**TASK PROMPT**
All of the data must be retyped exactly, with nothing left out.

** RECORD EXTRACTS follows **

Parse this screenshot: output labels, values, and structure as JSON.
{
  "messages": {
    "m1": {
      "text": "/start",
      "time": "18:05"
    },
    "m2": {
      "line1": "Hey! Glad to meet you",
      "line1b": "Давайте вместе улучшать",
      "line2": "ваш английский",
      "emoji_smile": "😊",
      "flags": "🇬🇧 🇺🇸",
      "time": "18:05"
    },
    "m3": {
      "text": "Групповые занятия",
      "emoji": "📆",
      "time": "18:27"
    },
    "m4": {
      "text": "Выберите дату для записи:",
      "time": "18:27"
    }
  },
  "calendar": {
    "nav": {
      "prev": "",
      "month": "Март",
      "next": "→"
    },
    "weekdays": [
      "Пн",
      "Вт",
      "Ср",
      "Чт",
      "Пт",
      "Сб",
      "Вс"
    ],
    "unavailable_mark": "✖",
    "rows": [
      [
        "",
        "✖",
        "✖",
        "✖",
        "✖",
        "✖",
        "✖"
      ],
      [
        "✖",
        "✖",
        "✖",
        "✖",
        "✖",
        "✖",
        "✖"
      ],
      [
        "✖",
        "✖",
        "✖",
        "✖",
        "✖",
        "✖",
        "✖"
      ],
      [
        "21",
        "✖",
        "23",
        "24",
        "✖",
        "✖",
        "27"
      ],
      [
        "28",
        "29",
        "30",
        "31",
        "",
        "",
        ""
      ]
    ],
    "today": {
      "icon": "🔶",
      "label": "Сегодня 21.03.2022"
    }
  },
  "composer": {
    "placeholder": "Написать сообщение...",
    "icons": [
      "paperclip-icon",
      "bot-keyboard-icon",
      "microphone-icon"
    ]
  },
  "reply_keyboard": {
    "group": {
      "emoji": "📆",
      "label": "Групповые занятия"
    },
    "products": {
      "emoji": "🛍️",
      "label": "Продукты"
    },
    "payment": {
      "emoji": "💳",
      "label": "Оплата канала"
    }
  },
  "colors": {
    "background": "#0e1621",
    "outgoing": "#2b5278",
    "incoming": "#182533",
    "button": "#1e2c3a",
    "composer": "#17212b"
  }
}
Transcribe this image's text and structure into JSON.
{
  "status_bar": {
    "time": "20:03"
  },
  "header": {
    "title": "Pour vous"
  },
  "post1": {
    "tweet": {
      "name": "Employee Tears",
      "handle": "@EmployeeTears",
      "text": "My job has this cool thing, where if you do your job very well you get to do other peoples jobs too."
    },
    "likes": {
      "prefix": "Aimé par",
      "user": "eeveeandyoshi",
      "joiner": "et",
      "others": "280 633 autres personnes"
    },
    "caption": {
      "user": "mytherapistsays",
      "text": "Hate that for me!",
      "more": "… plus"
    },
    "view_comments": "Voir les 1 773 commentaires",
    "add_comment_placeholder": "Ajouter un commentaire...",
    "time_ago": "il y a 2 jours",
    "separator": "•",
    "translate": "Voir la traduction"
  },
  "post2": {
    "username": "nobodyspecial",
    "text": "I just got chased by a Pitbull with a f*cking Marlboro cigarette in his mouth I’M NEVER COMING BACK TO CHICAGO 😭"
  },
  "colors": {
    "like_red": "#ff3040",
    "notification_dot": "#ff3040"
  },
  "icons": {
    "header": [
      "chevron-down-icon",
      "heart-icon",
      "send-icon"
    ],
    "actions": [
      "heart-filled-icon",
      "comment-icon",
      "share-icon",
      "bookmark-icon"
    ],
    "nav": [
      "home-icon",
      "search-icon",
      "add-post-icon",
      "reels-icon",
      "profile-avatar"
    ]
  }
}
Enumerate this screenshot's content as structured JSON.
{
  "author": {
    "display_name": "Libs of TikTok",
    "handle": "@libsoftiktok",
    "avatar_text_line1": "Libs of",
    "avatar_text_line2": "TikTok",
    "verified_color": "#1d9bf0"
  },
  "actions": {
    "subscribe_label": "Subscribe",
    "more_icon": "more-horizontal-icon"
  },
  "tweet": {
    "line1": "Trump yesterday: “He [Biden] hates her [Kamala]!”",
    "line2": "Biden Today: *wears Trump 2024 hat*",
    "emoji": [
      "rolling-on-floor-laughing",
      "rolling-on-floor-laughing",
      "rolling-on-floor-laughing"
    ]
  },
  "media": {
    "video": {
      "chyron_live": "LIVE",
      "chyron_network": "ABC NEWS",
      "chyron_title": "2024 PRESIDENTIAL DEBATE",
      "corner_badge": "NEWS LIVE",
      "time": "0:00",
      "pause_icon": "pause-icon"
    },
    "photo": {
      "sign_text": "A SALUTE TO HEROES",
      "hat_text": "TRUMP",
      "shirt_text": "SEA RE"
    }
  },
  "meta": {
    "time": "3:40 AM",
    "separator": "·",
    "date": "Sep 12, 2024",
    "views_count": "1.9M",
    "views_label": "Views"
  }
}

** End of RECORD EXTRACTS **

**REPLY**
Parse this screenshot: output labels, values, and structure as JSON.
{
  "messages": {
    "m1": {
      "text": "/start",
      "time": "18:05"
    },
    "m2": {
      "line1": "Hey! Glad to meet you",
      "line1b": "Давайте вместе улучшать",
      "line2": "ваш английский",
      "emoji_smile": "😊",
      "flags": "🇬🇧 🇺🇸",
      "time": "18:05"
    },
    "m3": {
      "text": "Групповые занятия",
      "emoji": "📆",
      "time": "18:27"
    },
    "m4": {
      "text": "Выберите дату для записи:",
      "time": "18:27"
    }
  },
  "calendar": {
    "nav": {
      "prev": "",
      "month": "Март",
      "next": "→"
    },
    "weekdays": [
      "Пн",
      "Вт",
      "Ср",
      "Чт",
      "Пт",
      "Сб",
      "Вс"
    ],
    "unavailable_mark": "✖",
    "rows": [
      [
        "",
        "✖",
        "✖",
        "✖",
        "✖",
        "✖",
        "✖"
      ],
      [
        "✖",
        "✖",
        "✖",
        "✖",
        "✖",
        "✖",
        "✖"
      ],
      [
        "✖",
        "✖",
        "✖",
        "✖",
        "✖",
        "✖",
        "✖"
      ],
      [
        "21",
        "✖",
        "23",
        "24",
        "✖",
        "✖",
        "27"
      ],
      [
        "28",
        "29",
        "30",
        "31",
        "",
        "",
        ""
      ]
    ],
    "today": {
      "icon": "🔶",
      "label": "Сегодня 21.03.2022"
    }
  },
  "composer": {
    "placeholder": "Написать сообщение...",
    "icons": [
      "paperclip-icon",
      "bot-keyboard-icon",
      "microphone-icon"
    ]
  },
  "reply_keyboard": {
    "group": {
      "emoji": "📆",
      "label": "Групповые занятия"
    },
    "products": {
      "emoji": "🛍️",
      "label": "Продукты"
    },
    "payment": {
      "emoji": "💳",
      "label": "Оплата канала"
    }
  },
  "colors": {
    "background": "#0e1621",
    "outgoing": "#2b5278",
    "incoming": "#182533",
    "button": "#1e2c3a",
    "composer": "#17212b"
  }
}
Transcribe this image's text and structure into JSON.
{
  "status_bar": {
    "time": "20:03"
  },
  "header": {
    "title": "Pour vous"
  },
  "post1": {
    "tweet": {
      "name": "Employee Tears",
      "handle": "@EmployeeTears",
      "text": "My job has this cool thing, where if you do your job very well you get to do other peoples jobs too."
    },
    "likes": {
      "prefix": "Aimé par",
      "user": "eeveeandyoshi",
      "joiner": "et",
      "others": "280 633 autres personnes"
    },
    "caption": {
      "user": "mytherapistsays",
      "text": "Hate that for me!",
      "more": "… plus"
    },
    "view_comments": "Voir les 1 773 commentaires",
    "add_comment_placeholder": "Ajouter un commentaire...",
    "time_ago": "il y a 2 jours",
    "separator": "•",
    "translate": "Voir la traduction"
  },
  "post2": {
    "username": "nobodyspecial",
    "text": "I just got chased by a Pitbull with a f*cking Marlboro cigarette in his mouth I’M NEVER COMING BACK TO CHICAGO 😭"
  },
  "colors": {
    "like_red": "#ff3040",
    "notification_dot": "#ff3040"
  },
  "icons": {
    "header": [
      "chevron-down-icon",
      "heart-icon",
      "send-icon"
    ],
    "actions": [
      "heart-filled-icon",
      "comment-icon",
      "share-icon",
      "bookmark-icon"
    ],
    "nav": [
      "home-icon",
      "search-icon",
      "add-post-icon",
      "reels-icon",
      "profile-avatar"
    ]
  }
}
Enumerate this screenshot's content as structured JSON.
{
  "author": {
    "display_name": "Libs of TikTok",
    "handle": "@libsoftiktok",
    "avatar_text_line1": "Libs of",
    "avatar_text_line2": "TikTok",
    "verified_color": "#1d9bf0"
  },
  "actions": {
    "subscribe_label": "Subscribe",
    "more_icon": "more-horizontal-icon"
  },
  "tweet": {
    "line1": "Trump yesterday: “He [Biden] hates her [Kamala]!”",
    "line2": "Biden Today: *wears Trump 2024 hat*",
    "emoji": [
      "rolling-on-floor-laughing",
      "rolling-on-floor-laughing",
      "rolling-on-floor-laughing"
    ]
  },
  "media": {
    "video": {
      "chyron_live": "LIVE",
      "chyron_network": "ABC NEWS",
      "chyron_title": "2024 PRESIDENTIAL DEBATE",
      "corner_badge": "NEWS LIVE",
      "time": "0:00",
      "pause_icon": "pause-icon"
    },
    "photo": {
      "sign_text": "A SALUTE TO HEROES",
      "hat_text": "TRUMP",
      "shirt_text": "SEA RE"
    }
  },
  "meta": {
    "time": "3:40 AM",
    "separator": "·",
    "date": "Sep 12, 2024",
    "views_count": "1.9M",
    "views_label": "Views"
  }
}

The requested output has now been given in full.